What democratic norms?

Photographer: Drew Angerer/Getty Images

Why Ted Cruz Is a Radical and Obama Is Not

Jonathan Bernstein is a Bloomberg View columnist. He taught political science at the University of Texas at San Antonio and DePauw University and wrote A Plain Blog About Politics.
Read More.
a | A

Catch of the Day to Dan Drezner, who points out the differences between congressional Republicans' reactions to Planned Parenthood and Barack Obama's response to the mass killings in Oregon yesterday.
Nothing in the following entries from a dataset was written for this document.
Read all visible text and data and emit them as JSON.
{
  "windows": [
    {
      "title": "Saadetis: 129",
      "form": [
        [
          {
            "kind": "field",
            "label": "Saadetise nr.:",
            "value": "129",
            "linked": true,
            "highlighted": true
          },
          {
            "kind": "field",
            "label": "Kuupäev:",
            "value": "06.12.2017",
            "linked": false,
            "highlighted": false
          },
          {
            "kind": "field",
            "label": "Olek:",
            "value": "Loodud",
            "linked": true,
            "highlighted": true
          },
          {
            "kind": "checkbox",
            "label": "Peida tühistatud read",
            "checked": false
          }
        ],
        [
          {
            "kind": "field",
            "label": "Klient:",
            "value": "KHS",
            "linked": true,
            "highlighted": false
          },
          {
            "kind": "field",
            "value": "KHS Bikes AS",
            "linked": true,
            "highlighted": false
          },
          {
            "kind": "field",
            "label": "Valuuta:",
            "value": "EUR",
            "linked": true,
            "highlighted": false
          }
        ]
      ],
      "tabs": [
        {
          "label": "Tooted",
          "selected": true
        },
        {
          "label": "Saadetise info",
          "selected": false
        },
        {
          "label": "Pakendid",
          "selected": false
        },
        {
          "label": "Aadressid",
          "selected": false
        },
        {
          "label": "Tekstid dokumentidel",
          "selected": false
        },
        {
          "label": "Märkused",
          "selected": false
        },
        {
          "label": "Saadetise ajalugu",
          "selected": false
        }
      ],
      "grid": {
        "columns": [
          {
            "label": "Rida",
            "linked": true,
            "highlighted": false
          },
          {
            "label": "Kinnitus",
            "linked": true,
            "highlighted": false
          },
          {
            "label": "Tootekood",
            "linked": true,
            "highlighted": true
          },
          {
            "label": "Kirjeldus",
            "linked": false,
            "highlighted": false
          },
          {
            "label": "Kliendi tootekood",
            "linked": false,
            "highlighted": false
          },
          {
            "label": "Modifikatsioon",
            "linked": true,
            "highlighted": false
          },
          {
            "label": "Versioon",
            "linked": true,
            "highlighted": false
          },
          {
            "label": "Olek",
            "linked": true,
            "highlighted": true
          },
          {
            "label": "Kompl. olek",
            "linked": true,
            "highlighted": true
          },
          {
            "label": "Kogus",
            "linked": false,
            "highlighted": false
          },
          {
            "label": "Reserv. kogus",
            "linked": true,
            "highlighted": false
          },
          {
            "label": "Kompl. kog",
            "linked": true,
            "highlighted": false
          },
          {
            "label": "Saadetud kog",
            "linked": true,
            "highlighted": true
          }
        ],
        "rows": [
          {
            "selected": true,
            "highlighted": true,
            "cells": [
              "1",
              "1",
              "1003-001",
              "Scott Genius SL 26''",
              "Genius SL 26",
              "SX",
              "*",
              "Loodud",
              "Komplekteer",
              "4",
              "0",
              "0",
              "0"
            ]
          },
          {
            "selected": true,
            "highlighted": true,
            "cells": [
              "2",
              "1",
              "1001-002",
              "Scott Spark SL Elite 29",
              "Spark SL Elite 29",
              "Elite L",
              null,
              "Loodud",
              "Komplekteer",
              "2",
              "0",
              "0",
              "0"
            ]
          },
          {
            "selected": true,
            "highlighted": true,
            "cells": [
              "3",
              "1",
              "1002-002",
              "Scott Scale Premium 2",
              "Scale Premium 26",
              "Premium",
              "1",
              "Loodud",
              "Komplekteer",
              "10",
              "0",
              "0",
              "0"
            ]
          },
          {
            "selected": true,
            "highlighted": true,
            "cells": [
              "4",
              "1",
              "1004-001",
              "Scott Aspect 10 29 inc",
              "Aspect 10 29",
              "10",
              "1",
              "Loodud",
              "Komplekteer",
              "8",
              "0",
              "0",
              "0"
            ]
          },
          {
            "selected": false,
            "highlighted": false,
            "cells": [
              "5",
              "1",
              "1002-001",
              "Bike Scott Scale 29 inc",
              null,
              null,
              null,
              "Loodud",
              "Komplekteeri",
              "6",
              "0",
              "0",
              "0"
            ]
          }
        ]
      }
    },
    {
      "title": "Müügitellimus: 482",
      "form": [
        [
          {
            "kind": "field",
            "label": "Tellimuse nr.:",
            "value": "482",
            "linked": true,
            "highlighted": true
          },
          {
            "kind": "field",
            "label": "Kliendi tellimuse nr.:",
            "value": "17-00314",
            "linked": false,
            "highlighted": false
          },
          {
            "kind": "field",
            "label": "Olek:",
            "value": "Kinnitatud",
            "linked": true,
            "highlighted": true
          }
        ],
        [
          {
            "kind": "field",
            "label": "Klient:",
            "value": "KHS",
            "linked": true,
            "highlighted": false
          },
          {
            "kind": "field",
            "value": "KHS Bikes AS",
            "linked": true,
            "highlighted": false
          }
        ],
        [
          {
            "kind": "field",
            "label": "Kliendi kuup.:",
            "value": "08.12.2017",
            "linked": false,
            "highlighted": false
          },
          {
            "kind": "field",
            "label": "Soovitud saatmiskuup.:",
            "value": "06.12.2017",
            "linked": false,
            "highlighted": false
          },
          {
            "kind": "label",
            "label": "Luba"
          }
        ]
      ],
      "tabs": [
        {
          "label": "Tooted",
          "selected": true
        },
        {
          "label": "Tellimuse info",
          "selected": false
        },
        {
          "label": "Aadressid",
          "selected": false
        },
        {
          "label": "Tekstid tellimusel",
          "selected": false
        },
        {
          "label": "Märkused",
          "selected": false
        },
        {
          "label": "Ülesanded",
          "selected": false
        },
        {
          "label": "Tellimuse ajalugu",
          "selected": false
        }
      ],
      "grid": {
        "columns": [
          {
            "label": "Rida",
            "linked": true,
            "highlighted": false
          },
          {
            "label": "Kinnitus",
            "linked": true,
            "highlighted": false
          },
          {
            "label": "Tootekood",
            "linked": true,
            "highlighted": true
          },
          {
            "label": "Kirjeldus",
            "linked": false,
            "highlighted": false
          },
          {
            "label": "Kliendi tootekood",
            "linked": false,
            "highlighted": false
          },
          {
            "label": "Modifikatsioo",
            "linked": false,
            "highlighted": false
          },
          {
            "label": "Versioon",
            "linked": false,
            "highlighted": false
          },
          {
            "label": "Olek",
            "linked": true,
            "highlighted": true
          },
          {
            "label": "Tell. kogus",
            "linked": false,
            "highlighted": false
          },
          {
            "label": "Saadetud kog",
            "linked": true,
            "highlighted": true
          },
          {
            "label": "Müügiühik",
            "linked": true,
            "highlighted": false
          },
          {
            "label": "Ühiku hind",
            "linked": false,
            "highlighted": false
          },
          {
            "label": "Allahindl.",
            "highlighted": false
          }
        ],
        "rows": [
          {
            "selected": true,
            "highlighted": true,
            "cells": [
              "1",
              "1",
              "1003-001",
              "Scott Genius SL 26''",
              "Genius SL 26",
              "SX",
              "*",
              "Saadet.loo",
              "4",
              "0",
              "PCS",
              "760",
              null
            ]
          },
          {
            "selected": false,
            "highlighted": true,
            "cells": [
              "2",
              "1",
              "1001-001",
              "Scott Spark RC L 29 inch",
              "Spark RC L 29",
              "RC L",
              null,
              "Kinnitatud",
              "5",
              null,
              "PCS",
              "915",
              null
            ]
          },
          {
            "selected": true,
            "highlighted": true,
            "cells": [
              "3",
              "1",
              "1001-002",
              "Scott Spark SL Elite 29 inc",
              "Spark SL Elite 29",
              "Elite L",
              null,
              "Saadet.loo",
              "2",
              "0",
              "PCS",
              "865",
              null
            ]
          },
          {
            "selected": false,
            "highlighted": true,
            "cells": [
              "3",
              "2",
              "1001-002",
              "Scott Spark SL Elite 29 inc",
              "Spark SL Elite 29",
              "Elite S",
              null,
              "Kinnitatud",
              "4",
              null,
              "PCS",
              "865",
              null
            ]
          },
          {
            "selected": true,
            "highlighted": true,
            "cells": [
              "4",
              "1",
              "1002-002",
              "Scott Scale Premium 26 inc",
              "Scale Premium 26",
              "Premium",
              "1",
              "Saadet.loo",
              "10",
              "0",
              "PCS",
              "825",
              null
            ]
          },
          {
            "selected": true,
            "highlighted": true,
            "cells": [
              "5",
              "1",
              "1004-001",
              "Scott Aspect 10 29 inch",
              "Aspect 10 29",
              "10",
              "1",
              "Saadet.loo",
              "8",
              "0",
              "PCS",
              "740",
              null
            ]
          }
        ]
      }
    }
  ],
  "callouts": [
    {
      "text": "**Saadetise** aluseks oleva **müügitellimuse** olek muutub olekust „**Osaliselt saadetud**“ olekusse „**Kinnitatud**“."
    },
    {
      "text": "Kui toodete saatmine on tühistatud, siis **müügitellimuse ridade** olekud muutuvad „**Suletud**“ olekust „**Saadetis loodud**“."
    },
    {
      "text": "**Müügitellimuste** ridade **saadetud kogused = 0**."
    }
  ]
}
Drezner notes what the president didn't do in his speech:

  • Threaten to veto all appropriation bills unless and until Congress passed gun safety legislation;
  • Refuse to raise the debt ceiling unless and until Congress passed gun safety legislation;
  • Demand the resignations of Nancy Pelosi and Harry Reid because they have failed to push through gun safety legislation;

Obama, Drezner says, isn’t less upset; he’s just willing to accept the reality (while still working against it) that (mostly) Republicans oppose him on the gun-safety issue, and that they have the votes to win. Threatening to hold his breath until he turns blue -- or to threaten the health of the nation unless Republicans give in -- not only would be wildly irresponsible. It also wouldn’t work. The nation would be harmed for nothing.
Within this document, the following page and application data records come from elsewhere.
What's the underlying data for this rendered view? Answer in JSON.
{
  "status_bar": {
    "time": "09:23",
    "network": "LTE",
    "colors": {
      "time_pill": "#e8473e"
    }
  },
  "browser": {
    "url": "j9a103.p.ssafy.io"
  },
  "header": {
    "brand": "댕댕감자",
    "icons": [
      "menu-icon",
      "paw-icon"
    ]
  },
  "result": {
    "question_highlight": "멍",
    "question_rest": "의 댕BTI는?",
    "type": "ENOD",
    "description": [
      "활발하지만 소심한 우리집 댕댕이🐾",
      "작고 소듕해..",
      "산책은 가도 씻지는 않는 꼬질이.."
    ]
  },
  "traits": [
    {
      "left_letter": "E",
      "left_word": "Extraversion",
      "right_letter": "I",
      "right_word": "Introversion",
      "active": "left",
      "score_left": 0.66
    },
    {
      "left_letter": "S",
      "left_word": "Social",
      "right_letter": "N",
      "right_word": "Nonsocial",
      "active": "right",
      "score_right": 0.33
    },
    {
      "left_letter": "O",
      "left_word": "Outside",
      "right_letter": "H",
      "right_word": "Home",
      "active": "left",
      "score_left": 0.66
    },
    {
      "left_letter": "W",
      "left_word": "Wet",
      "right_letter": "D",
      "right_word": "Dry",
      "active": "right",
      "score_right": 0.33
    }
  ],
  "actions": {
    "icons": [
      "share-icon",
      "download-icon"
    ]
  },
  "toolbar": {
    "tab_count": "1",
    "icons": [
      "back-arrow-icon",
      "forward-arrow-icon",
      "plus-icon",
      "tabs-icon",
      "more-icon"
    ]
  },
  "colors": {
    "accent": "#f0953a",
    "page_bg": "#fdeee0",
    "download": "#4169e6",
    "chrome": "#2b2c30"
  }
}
But that is exactly what happened with the 2013 government shutdown. And it's what Senator Ted Cruz and the House Freedom Caucus wanted to provoke this week, using federal funding for Planned Parenthood as the excuse for a shutdown, and what they want to occur in November when the debt limit is reached, and when government funding runs out in December.
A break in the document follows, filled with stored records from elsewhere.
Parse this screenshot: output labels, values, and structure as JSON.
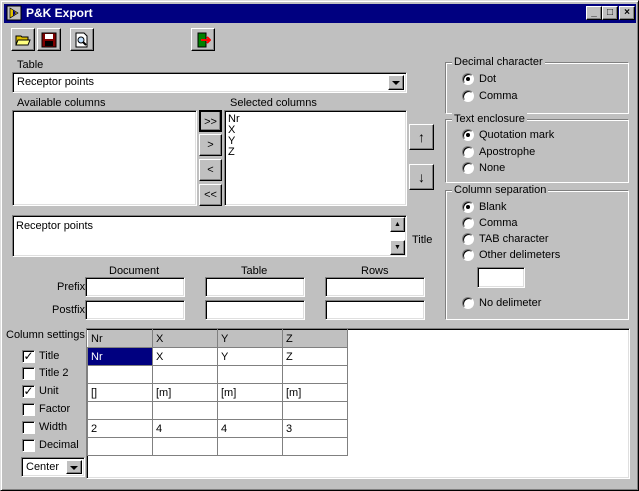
{
  "window": {
    "title": "P&K Export"
  },
  "table_label": "Table",
  "table_select": "Receptor points",
  "available_label": "Available columns",
  "selected_label": "Selected columns",
  "selected_columns": [
    "Nr",
    "X",
    "Y",
    "Z"
  ],
  "move_buttons": {
    "all_right": ">>",
    "right": ">",
    "left": "<",
    "all_left": "<<"
  },
  "order_buttons": {
    "up": "↑",
    "down": "↓"
  },
  "title_label": "Title",
  "title_value": "Receptor points",
  "fields": {
    "document": "Document",
    "table": "Table",
    "rows": "Rows",
    "prefix": "Prefix",
    "postfix": "Postfix"
  },
  "decimal": {
    "title": "Decimal character",
    "options": [
      "Dot",
      "Comma"
    ],
    "selected": 0
  },
  "enclosure": {
    "title": "Text enclosure",
    "options": [
      "Quotation mark",
      "Apostrophe",
      "None"
    ],
    "selected": 0
  },
  "separation": {
    "title": "Column separation",
    "options": [
      "Blank",
      "Comma",
      "TAB character",
      "Other delimeters"
    ],
    "no_delim": "No delimeter",
    "selected": 0
  },
  "column_settings": {
    "label": "Column settings",
    "checks": [
      {
        "label": "Title",
        "checked": true
      },
      {
        "label": "Title 2",
        "checked": false
      },
      {
        "label": "Unit",
        "checked": true
      },
      {
        "label": "Factor",
        "checked": false
      },
      {
        "label": "Width",
        "checked": false
      },
      {
        "label": "Decimal",
        "checked": false
      }
    ],
    "align": "Center"
  },
  "grid": {
    "headers": [
      "Nr",
      "X",
      "Y",
      "Z"
    ],
    "rows": [
      [
        "Nr",
        "X",
        "Y",
        "Z"
      ],
      [
        "",
        "",
        "",
        ""
      ],
      [
        "[]",
        "[m]",
        "[m]",
        "[m]"
      ],
      [
        "",
        "",
        "",
        ""
      ],
      [
        "2",
        "4",
        "4",
        "3"
      ],
      [
        "",
        "",
        "",
        ""
      ]
    ]
  },
  "colors": {
    "titlebar": "#000080",
    "face": "#c0c0c0",
    "selection": "#000080"
  },
  "icons": [
    "open-folder-icon",
    "save-disk-icon",
    "print-preview-icon",
    "exit-door-icon"
  ]
}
It isn't just that the Tea Party faction is irresponsibly failing to channel its anger in constructive ways. It’s that for Cruz, Louie Gohmert and the rest of the radicals, taking hostages is an end in itself -- the principle they believe in. They demand that their leadership exploit every "opportunity" for doing so, whether it's the need to keep the government's doors open or to prevent a default if the debt limit isn't raised. The ransom they ask -- an end to the Planned Parenthood support or budget cuts -- is almost beside the point.

I get pushback every time I call the Republicans who engage in this kind of politics “radicals.” How can I say that when Obama and the Democrats and mainstream conservatives also want to change the world, some readers ask. But only a small subset embraces the tactics of hostage-taking. This choice of labels has nothing to do with positions on particular issues. It has to do with understanding that for democracy to work, people have to compromise with those who disagree with them. It's about politics as the art of the possible.

So if the radicals succeed in bringing about a government shutdown or, even worse, a national default in the next couple of months, just remember: The principle at stake is a belief that Republicans should threaten to damage the nation if they don't get what they want. Yes, that's radical.

This column does not necessarily reflect the opinion of the editorial board or Bloomberg LP and its owners.

To contact the author of this story:
Jonathan Bernstein at jbernstein62@bloomberg.net

To contact the editor responsible for this story:
Katy Roberts at kroberts29@bloomberg.net